About this task –
For the word "heading", find each line in the entries where it occurs and copy that line.

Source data

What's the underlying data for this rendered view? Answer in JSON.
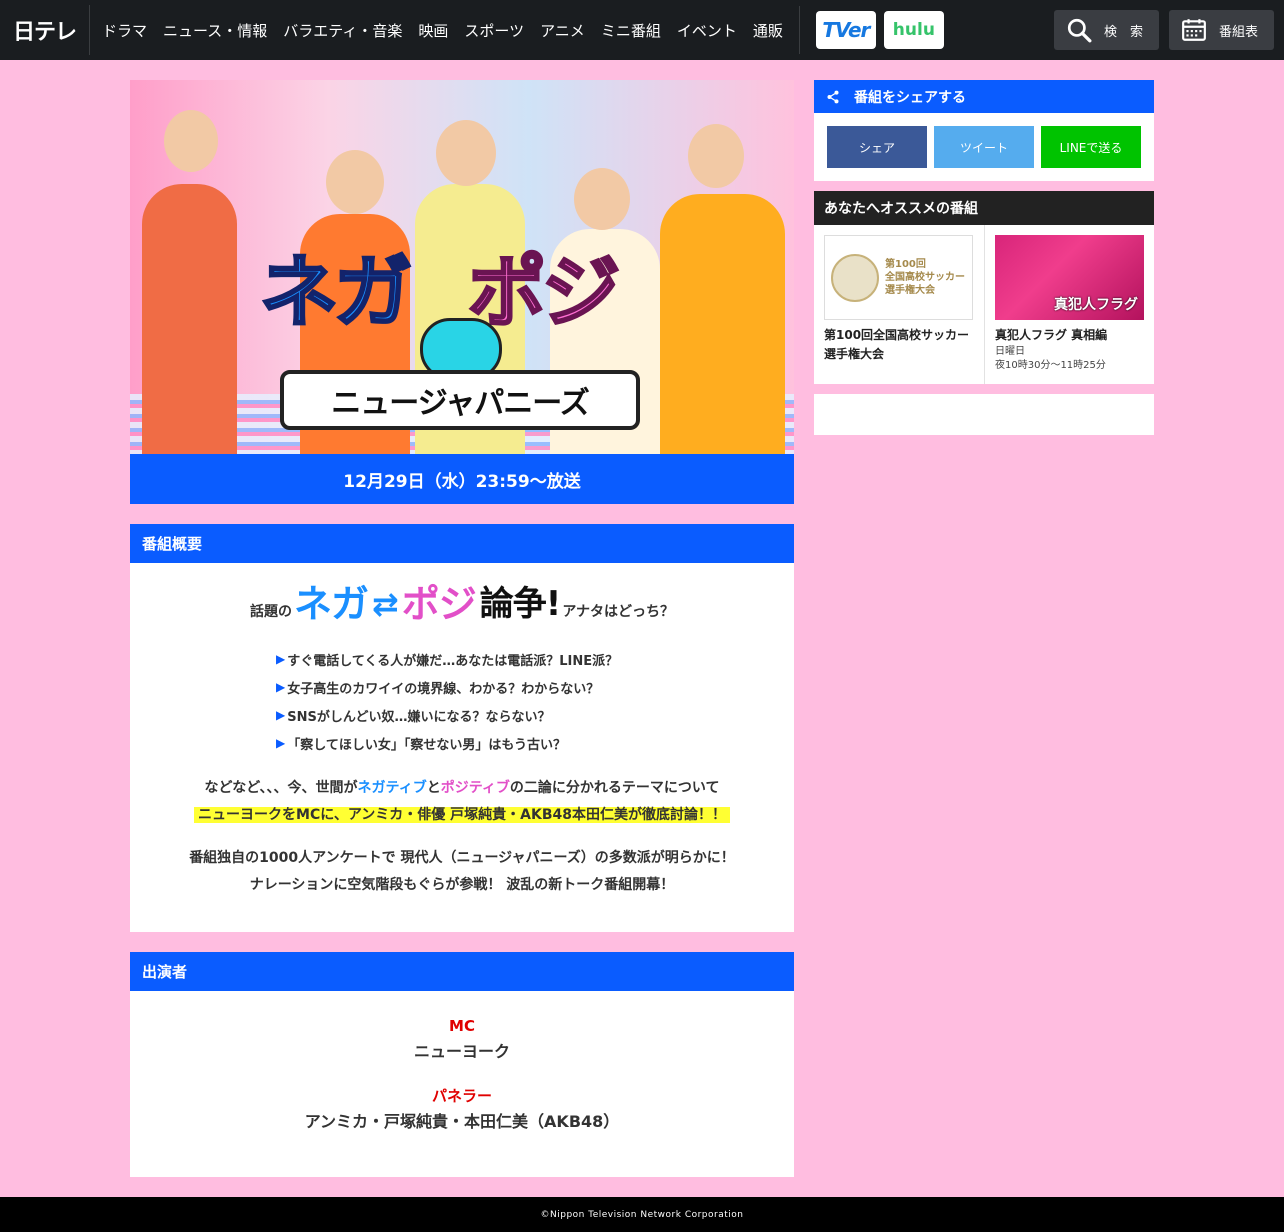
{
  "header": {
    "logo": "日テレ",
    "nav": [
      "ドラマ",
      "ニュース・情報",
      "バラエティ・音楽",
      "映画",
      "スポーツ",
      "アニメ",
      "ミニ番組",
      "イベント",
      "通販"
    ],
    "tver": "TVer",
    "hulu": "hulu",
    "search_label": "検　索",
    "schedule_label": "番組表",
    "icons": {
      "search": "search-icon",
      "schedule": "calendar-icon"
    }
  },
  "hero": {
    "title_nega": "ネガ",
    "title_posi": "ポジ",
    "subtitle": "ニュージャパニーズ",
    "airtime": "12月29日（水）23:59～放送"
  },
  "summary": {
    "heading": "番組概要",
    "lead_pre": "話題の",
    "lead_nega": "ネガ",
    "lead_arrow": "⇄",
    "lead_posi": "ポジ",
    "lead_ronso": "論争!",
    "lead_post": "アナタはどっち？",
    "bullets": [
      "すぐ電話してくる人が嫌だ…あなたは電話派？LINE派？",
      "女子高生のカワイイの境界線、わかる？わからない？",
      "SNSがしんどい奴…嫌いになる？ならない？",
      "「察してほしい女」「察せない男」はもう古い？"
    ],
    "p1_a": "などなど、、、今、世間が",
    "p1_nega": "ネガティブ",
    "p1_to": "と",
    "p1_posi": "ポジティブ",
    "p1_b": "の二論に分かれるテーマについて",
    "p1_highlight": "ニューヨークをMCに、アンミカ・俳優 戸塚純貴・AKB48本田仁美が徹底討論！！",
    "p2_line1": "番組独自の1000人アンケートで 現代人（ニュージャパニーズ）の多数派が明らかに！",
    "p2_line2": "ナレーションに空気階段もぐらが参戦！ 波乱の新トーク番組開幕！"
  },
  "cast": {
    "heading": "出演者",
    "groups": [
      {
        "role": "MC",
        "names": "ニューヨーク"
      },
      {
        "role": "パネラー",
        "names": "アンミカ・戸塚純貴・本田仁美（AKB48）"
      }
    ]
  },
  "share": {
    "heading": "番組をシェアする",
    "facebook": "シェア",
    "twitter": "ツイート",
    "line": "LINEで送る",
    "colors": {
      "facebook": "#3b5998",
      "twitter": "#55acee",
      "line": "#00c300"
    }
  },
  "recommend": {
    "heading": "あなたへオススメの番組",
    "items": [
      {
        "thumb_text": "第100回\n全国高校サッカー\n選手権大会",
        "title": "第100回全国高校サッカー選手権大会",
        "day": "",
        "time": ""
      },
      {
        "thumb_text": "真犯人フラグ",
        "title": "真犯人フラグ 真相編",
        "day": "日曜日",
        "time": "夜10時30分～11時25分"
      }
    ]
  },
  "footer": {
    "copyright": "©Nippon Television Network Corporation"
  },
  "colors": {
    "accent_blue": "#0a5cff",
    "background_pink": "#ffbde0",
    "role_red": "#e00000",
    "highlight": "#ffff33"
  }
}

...

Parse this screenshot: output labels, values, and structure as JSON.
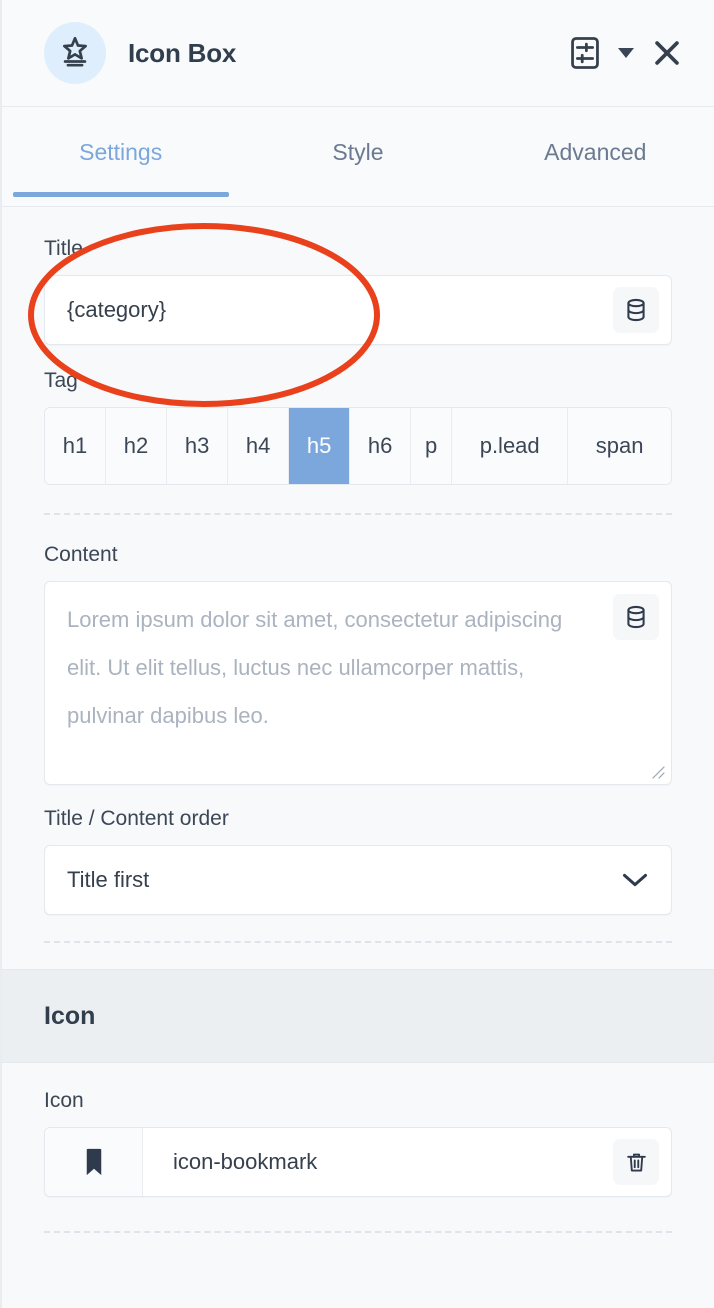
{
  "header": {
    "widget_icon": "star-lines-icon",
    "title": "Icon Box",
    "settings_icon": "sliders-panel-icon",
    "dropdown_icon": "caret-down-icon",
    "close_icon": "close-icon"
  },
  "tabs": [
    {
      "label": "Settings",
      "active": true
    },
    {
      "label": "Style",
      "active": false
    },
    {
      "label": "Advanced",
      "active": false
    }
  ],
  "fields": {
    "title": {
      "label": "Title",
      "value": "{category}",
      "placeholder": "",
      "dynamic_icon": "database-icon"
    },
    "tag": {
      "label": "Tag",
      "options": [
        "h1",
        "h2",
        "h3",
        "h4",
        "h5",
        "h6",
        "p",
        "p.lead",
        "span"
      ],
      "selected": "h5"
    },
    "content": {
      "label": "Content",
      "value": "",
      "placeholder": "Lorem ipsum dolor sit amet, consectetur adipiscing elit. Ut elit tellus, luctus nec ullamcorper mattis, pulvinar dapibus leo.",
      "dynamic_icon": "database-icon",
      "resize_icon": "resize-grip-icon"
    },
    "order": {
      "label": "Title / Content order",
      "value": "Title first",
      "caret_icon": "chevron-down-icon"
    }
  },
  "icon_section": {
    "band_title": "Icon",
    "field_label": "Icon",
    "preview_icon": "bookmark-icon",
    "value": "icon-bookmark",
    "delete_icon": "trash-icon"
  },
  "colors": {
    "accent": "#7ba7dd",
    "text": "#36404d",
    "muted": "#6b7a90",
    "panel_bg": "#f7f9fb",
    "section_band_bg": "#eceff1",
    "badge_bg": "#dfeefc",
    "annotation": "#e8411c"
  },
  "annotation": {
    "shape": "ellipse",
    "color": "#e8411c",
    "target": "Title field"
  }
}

Result –
    "heading": "番組概要",
    "heading": "出演者",
    "heading": "番組をシェアする",
    "heading": "あなたへオススメの番組",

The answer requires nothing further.